Minnesota news outlets say it's unconstitutional for a Hennepin County judge to stop reporters and the public from watching video evidence that will show the moments after former Minneapolis police officer Mohamed Noor shot and killed Justine Ruszczyk Damond in 2017.

In a motion filed Tuesday, the coalition of local print and broadcast news organizations say the First Amendment and common law rights of access to criminal trials prohibit Judge Kathryn Quaintance's plan to shield video and photo evidence, including footage captured by police body cameras after the shooting, from public view in the courtroom.

"As this Court is aware, this is a murder trial involving allegations that a Minneapolis police officer shot and killed an unarmed woman while on duty," attorney Leita Walker wrote on behalf of the media collective. "It goes without saying that there is significant public interest in this case, both in Minnesota and around the world. That high degree of interest counsels in favor of greater access to the trial, not less."
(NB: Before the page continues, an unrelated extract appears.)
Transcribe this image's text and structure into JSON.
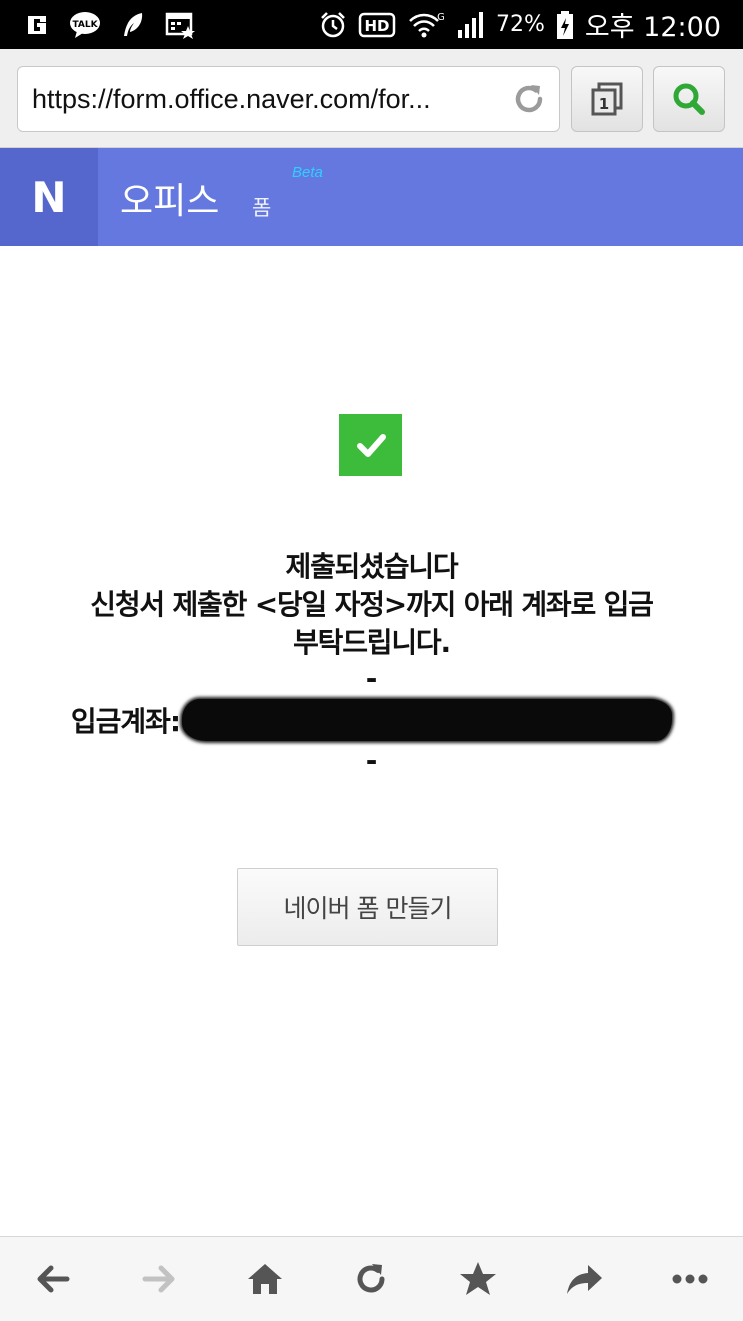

The court declined to comment on the motion Tuesday.

Quaintance announced the decision at a pretrial hearing Friday, citing privacy concerns over the public seeing video that shows Damond in "extremely compromising situations."

In the court filing, Walker argues this move will prevent journalists and members of the public from seeing how the jury reacts to the evidence. But it won't accomplish Quaintance's mission to protect the victim's privacy, because the evidence will become available to the public, under Minnesota's public records law, after it is presented to the jury, Walker wrote.

Walker cited a similar dispute in the trial of Colorado movie theater shooter James Holmes, in which prosecutors tried to block the public from viewing crime scene and autopsy photos in the courtroom. The judge determined the wishes for privacy did not outweigh Holmes' right to a public trial or the right of the public and the media to attend open proceedings, and that no court in the United States had ever granted such a request in a homicide case.

The motion also raises constitutional issues with the possibility that Quaintance might prohibit a courtroom sketch artist from drawing certain people during the trial.

Walker called this a "patently unconstitutional prior restraint, impermissibly gagging the artist and the artist's media clients from communicating truthful speech about the prosecution, which is unquestionably a matter of public interest."

The group of media organizations challenging Quaintance's courtroom rules includes the Star Tribune, Minnesota Public Radio, CBS Broadcasting, Tegna and Fox/UTV Holdings.

The coalition formed last week, in response to Quaintance placing the much-anticipated trial in a small courtroom, allowing a total of eight local and international reporters inside.

On Monday, Quaintance and Chief Judge Ivy Bernhardson agreed to add seven more seats, allowing two more for local reporters and five more for national or international outlets.

Andy Mannix • 612-673-4036